(WHAT YOU HAVE TO DO):
Here the job is to copy the data exactly and to exclude every image from it.

↓↓↓

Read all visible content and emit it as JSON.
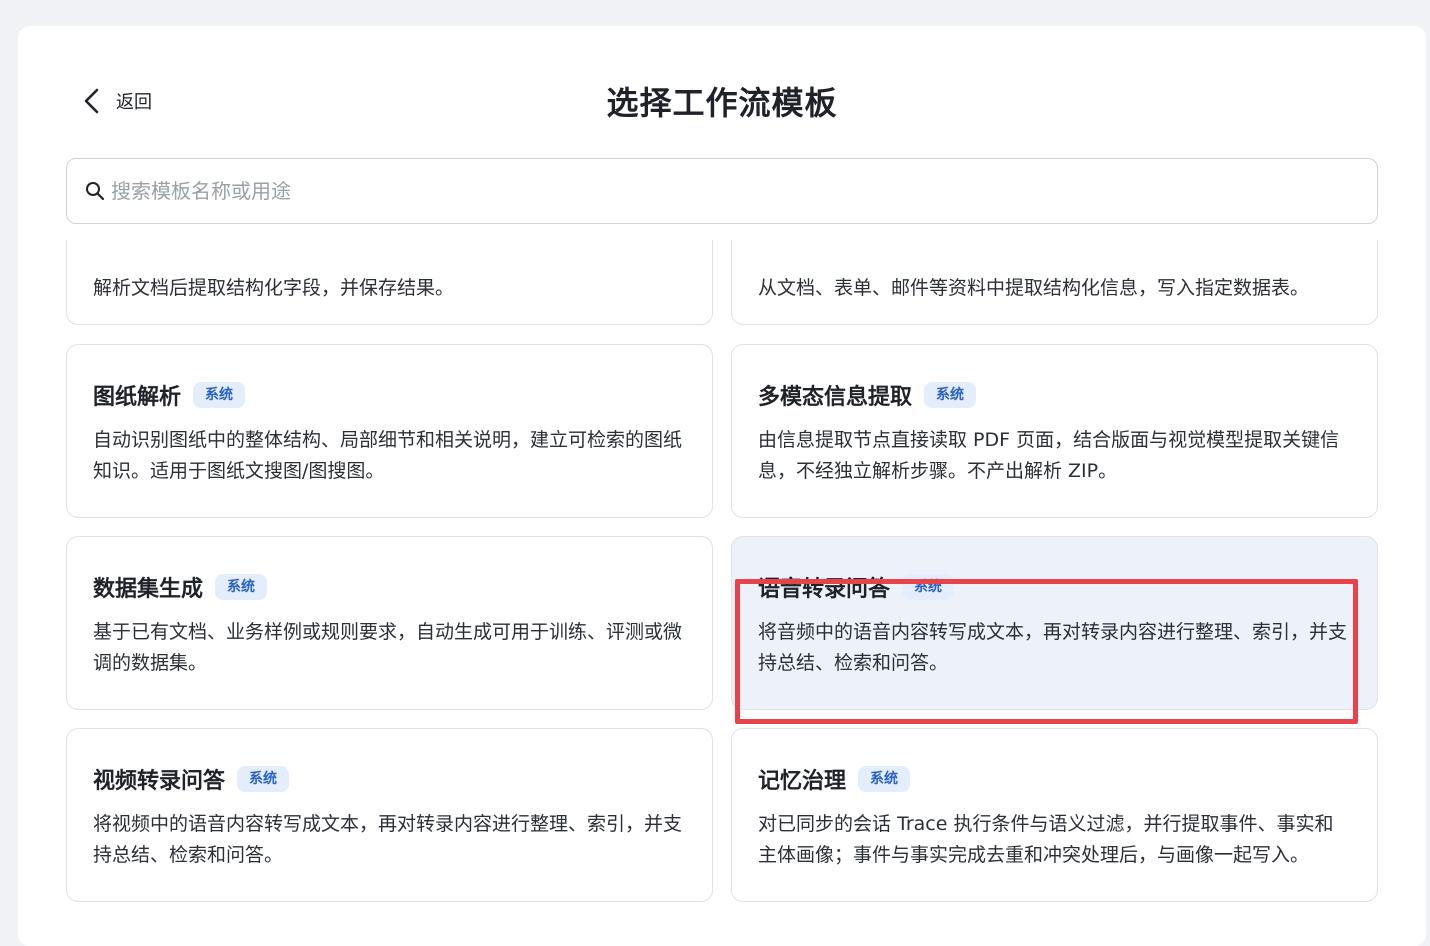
{
  "header": {
    "back_label": "返回",
    "title": "选择工作流模板"
  },
  "search": {
    "placeholder": "搜索模板名称或用途",
    "value": ""
  },
  "colors": {
    "accent": "#2a62c9",
    "tag_bg": "#e3edfc",
    "selected_bg": "#ecf1fa",
    "highlight": "#e8434a"
  },
  "templates": [
    {
      "title": "",
      "tag": "",
      "desc": "解析文档后提取结构化字段，并保存结果。"
    },
    {
      "title": "",
      "tag": "",
      "desc": "从文档、表单、邮件等资料中提取结构化信息，写入指定数据表。"
    },
    {
      "title": "图纸解析",
      "tag": "系统",
      "desc": "自动识别图纸中的整体结构、局部细节和相关说明，建立可检索的图纸知识。适用于图纸文搜图/图搜图。"
    },
    {
      "title": "多模态信息提取",
      "tag": "系统",
      "desc": "由信息提取节点直接读取 PDF 页面，结合版面与视觉模型提取关键信息，不经独立解析步骤。不产出解析 ZIP。"
    },
    {
      "title": "数据集生成",
      "tag": "系统",
      "desc": "基于已有文档、业务样例或规则要求，自动生成可用于训练、评测或微调的数据集。"
    },
    {
      "title": "语音转录问答",
      "tag": "系统",
      "desc": "将音频中的语音内容转写成文本，再对转录内容进行整理、索引，并支持总结、检索和问答。"
    },
    {
      "title": "视频转录问答",
      "tag": "系统",
      "desc": "将视频中的语音内容转写成文本，再对转录内容进行整理、索引，并支持总结、检索和问答。"
    },
    {
      "title": "记忆治理",
      "tag": "系统",
      "desc": "对已同步的会话 Trace 执行条件与语义过滤，并行提取事件、事实和主体画像；事件与事实完成去重和冲突处理后，与画像一起写入。"
    }
  ]
}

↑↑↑

(EXPECTED ANSWER):
Read all visible content and emit it as JSON.
{
  "header": {
    "back_label": "返回",
    "title": "选择工作流模板"
  },
  "search": {
    "placeholder": "搜索模板名称或用途",
    "value": ""
  },
  "colors": {
    "accent": "#2a62c9",
    "tag_bg": "#e3edfc",
    "selected_bg": "#ecf1fa",
    "highlight": "#e8434a"
  },
  "templates": [
    {
      "title": "",
      "tag": "",
      "desc": "解析文档后提取结构化字段，并保存结果。"
    },
    {
      "title": "",
      "tag": "",
      "desc": "从文档、表单、邮件等资料中提取结构化信息，写入指定数据表。"
    },
    {
      "title": "图纸解析",
      "tag": "系统",
      "desc": "自动识别图纸中的整体结构、局部细节和相关说明，建立可检索的图纸知识。适用于图纸文搜图/图搜图。"
    },
    {
      "title": "多模态信息提取",
      "tag": "系统",
      "desc": "由信息提取节点直接读取 PDF 页面，结合版面与视觉模型提取关键信息，不经独立解析步骤。不产出解析 ZIP。"
    },
    {
      "title": "数据集生成",
      "tag": "系统",
      "desc": "基于已有文档、业务样例或规则要求，自动生成可用于训练、评测或微调的数据集。"
    },
    {
      "title": "语音转录问答",
      "tag": "系统",
      "desc": "将音频中的语音内容转写成文本，再对转录内容进行整理、索引，并支持总结、检索和问答。"
    },
    {
      "title": "视频转录问答",
      "tag": "系统",
      "desc": "将视频中的语音内容转写成文本，再对转录内容进行整理、索引，并支持总结、检索和问答。"
    },
    {
      "title": "记忆治理",
      "tag": "系统",
      "desc": "对已同步的会话 Trace 执行条件与语义过滤，并行提取事件、事实和主体画像；事件与事实完成去重和冲突处理后，与画像一起写入。"
    }
  ]
}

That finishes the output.